At Queen’s Park in Toronto, steps away from the Ontario Legislative Building where politicians debate the future of our country, booth after booth sold cannabis and related products.
The aromatic smell that took over as the morning continued was unmistakeable, and a welcome prologue to the day’s upcoming events.
From the vantage point of the Weedmaps booth, where the team handed out free swag, it was the perfect place to watch the masses pour in.
At 2 o’clock, the march got underway, with thousands of people determined to be heard. Jodie Emery was the official Grand Marshal, leading the crowd in chants which included, “Toronto cops are cool today, treat us like this every day.” This was in reference to the many police officers who remained on the sidelines as people openly consumed cannabis in public view.
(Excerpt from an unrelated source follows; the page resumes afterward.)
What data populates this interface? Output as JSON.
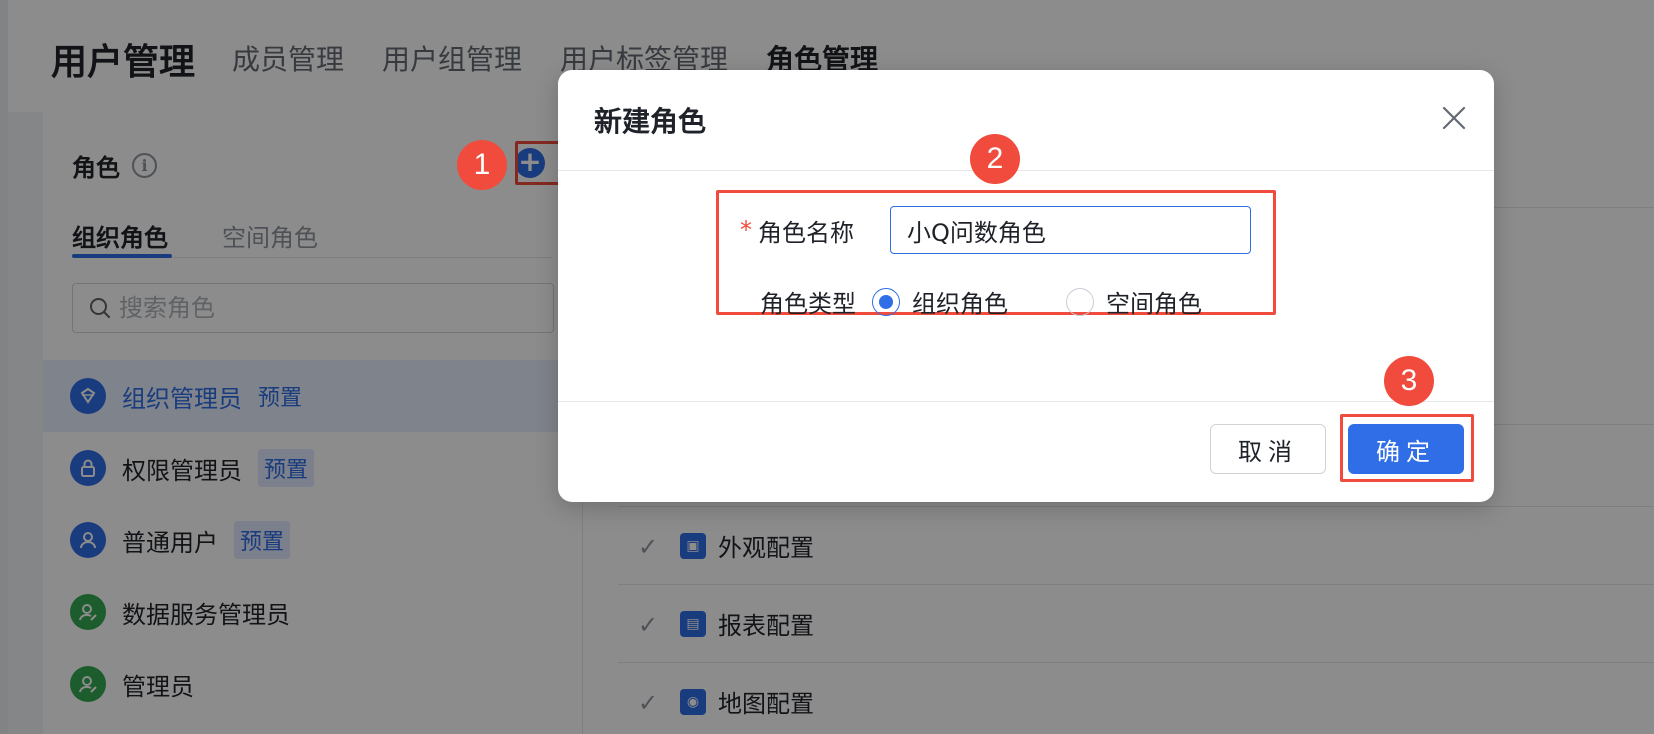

The crowd was significantly smaller than in past years, which some attendees attributed to the cold and rainy weather. Others said that it was due to the fact that Stephen Harper, our pre-Trudeau Prime Minister was vehemently against cannabis reform, which had garnered a much larger protest in the past. There were still thousands in attendance regardless.
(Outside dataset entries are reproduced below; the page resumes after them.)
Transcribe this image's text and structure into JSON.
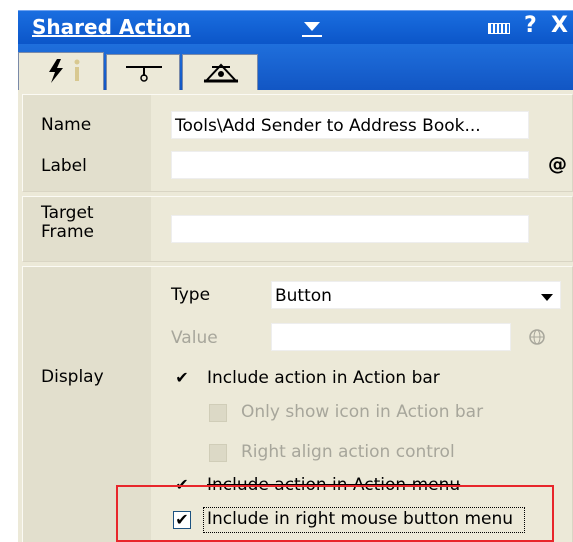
{
  "window": {
    "title": "Shared Action",
    "tabs": [
      {
        "name": "actions-tab",
        "active": true
      },
      {
        "name": "properties-tab",
        "active": false
      },
      {
        "name": "advanced-tab",
        "active": false
      }
    ]
  },
  "form": {
    "name_label": "Name",
    "name_value": "Tools\\Add Sender to Address Book...",
    "label_label": "Label",
    "label_value": "",
    "at_button": "@",
    "target_frame_label": "Target\nFrame",
    "target_frame_value": "",
    "display_label": "Display",
    "type_label": "Type",
    "type_value": "Button",
    "value_label": "Value",
    "value_value": "",
    "checkboxes": [
      {
        "label": "Include action in Action bar",
        "checked": true,
        "enabled": true
      },
      {
        "label": "Only show icon in Action bar",
        "checked": false,
        "enabled": false
      },
      {
        "label": "Right align action control",
        "checked": false,
        "enabled": false
      },
      {
        "label": "Include action in Action menu",
        "checked": true,
        "enabled": true
      },
      {
        "label": "Include in right mouse button menu",
        "checked": true,
        "enabled": true
      }
    ],
    "check_mark": "✔"
  },
  "colors": {
    "titlebar": "#1a6ee0",
    "panel": "#ece9d8",
    "highlight": "#e8262b"
  }
}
In front of the marchers lay wide-open streets with beautiful clouds of pot smoke above them. People clenched signs and flags that called for freedom and understanding while chanting loudly the voices of reason.
Marijuana.com spoke briefly to Jodie Emery, who said that although Canada is taking steps toward a change in cannabis laws there is still much to be done. “Once the arrests end and free pardons and amnesty are offered, we still have to normalize and promote cannabis, and use it to save people’s lives, and the environment too.”
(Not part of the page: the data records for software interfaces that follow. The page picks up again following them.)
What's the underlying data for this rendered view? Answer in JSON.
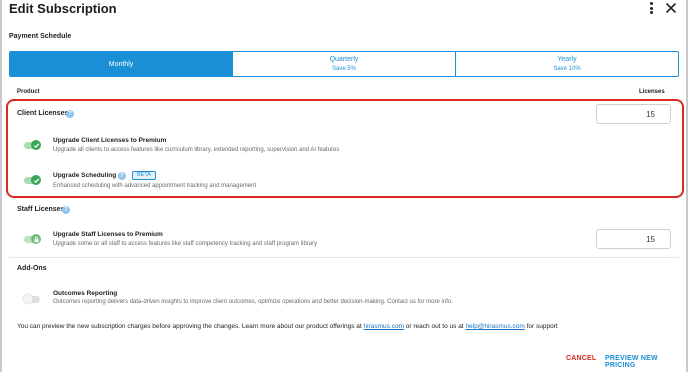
{
  "dialog": {
    "title": "Edit Subscription"
  },
  "payment_schedule": {
    "label": "Payment Schedule",
    "options": [
      {
        "label": "Monthly",
        "sub": "",
        "selected": true
      },
      {
        "label": "Quarterly",
        "sub": "Save 5%",
        "selected": false
      },
      {
        "label": "Yearly",
        "sub": "Save 10%",
        "selected": false
      }
    ]
  },
  "table_header": {
    "product": "Product",
    "licenses": "Licenses"
  },
  "client_licenses": {
    "title": "Client Licenses",
    "quantity": "15",
    "features": [
      {
        "title": "Upgrade Client Licenses to Premium",
        "description": "Upgrade all clients to access features like curriculum library, extended reporting, supervision and AI features",
        "enabled": true
      },
      {
        "title": "Upgrade Scheduling",
        "badge": "BETA",
        "description": "Enhanced scheduling with advanced appointment tracking and management",
        "enabled": true
      }
    ]
  },
  "staff_licenses": {
    "title": "Staff Licenses",
    "feature": {
      "title": "Upgrade Staff Licenses to Premium",
      "description": "Upgrade some or all staff to access features like staff competency tracking and staff program library",
      "enabled": true
    },
    "quantity": "15"
  },
  "add_ons": {
    "title": "Add-Ons",
    "feature": {
      "title": "Outcomes Reporting",
      "description": "Outcomes reporting delivers data-driven insights to improve client outcomes, optimize operations and better decision-making. Contact us for more info.",
      "enabled": false
    }
  },
  "footer": {
    "note_prefix": "You can preview the new subscription charges before approving the changes. Learn more about our product offerings at ",
    "link_site": "hirasmus.com",
    "note_middle": " or reach out to us at ",
    "link_email": "help@hirasmus.com",
    "note_suffix": " for support"
  },
  "actions": {
    "cancel": "CANCEL",
    "preview": "PREVIEW NEW PRICING"
  },
  "colors": {
    "accent": "#1a8fd6",
    "toggle_on": "#3aa757",
    "highlight": "#d92a22"
  }
}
When it was all over, the optimism thankfully remained, in light of legalization seemingly just around the corner. The good vibes were accompanied by a hope that other countries will soon realize marijuana is not the danger to society it was once deemed.
No doubt Queen’s Park has returned to the quiet public space it usually is. But for one day, it was a reflection of our collective hope and determination to end prohibition here and around the globe.